In a new strategy announced today the government has promised to help autistic adults to live independently.

Kevin Healey Said, “this is fantastic news, Adults with Autism have been ignored for far too long, and now with the new Autism Strategy, Local Authorities now have a duty to implement the appropriate services for those affected with Autism.

The strategy will allow adults with autism, and their families, to have more control over where they live – recognising sensitivities to, for instance, harsh lighting in a home, and offering support to those who want to live independently etc.

Among the aims of the strategy are to increase awareness and understanding of autism among frontline public services staff. Too often, people with autism are thought to be rude and difficult by the police, or they avoid going to see a GP because of crowds in the waiting rooms. Employment advisers may recommend only certain types of job, and some social workers assume that all people with autism have a learning disability.

Care Services Minister Phil Hope said adults with autism have been excluded for “far too long” adding that the new strategy was a “foundation for culture changes”.

Government statistics claim that just 15 per cent of autistic adults are in paid employment and 49 per cent still live at home with their parents. The government strategy therefore, entitled Fulfilling and rewarding lives, aims to help adults with autism to find work and live independent lives.

The strategy sets a framework for all mainstream public sector services to support adults with autism and is backed up by the Autism Act 2009, the first ever condition specific legislation.

Mr Hope said: “It is unacceptable that adults with autism are not getting the support they need to live independently and find work. This strategy will start a fundamental change in public services with better awareness and understanding.”

The autism strategy includes:

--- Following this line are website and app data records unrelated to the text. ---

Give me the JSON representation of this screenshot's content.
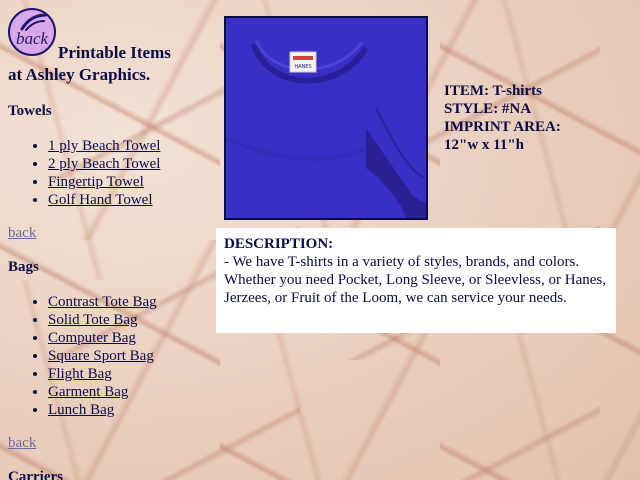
{
  "nav": {
    "logo_text": "back",
    "title_line1": "Printable Items",
    "title_line2": "at Ashley Graphics.",
    "back_label": "back",
    "sections": [
      {
        "heading": "Towels",
        "items": [
          "1 ply Beach Towel",
          "2 ply Beach Towel",
          "Fingertip Towel",
          "Golf Hand Towel"
        ]
      },
      {
        "heading": "Bags",
        "items": [
          "Contrast Tote Bag",
          "Solid Tote Bag",
          "Computer Bag",
          "Square Sport Bag",
          "Flight Bag",
          "Garment Bag",
          "Lunch Bag"
        ]
      },
      {
        "heading": "Carriers",
        "items": []
      }
    ]
  },
  "product": {
    "item": "ITEM: T-shirts",
    "style": "STYLE: #NA",
    "imprint_label": "IMPRINT AREA:",
    "imprint_value": "12\"w x 11\"h",
    "shirt_color": "#3a2fc4",
    "tag_text": "HANES"
  },
  "description": {
    "label": "DESCRIPTION:",
    "text": "- We have T-shirts in a variety of styles, brands, and colors. Whether you need Pocket, Long Sleeve, or Sleevless, or Hanes, Jerzees, or Fruit of the Loom, we can service your needs."
  },
  "colors": {
    "text": "#0b0b45",
    "link_visited": "#6a6aa8",
    "logo_bg": "#d7a9e6",
    "marble_bg": "#ecd3c3"
  }
}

  • a new National Autism Programme Board to lead change in public services set out in the strategy;
  • a programme to develop training with health and social care professional bodies – £500,000 investment is also announced today because better recognition and awareness in frontline public services is critical to giving adults with autism the support they need;
  • autism awareness training for all Jobcentre Plus Disability Employment Advisers;
  • guidance on making public services accessible for adults with autism, like improving buildings, public transport and communication;
  • a clear, consistent pathway for diagnosis.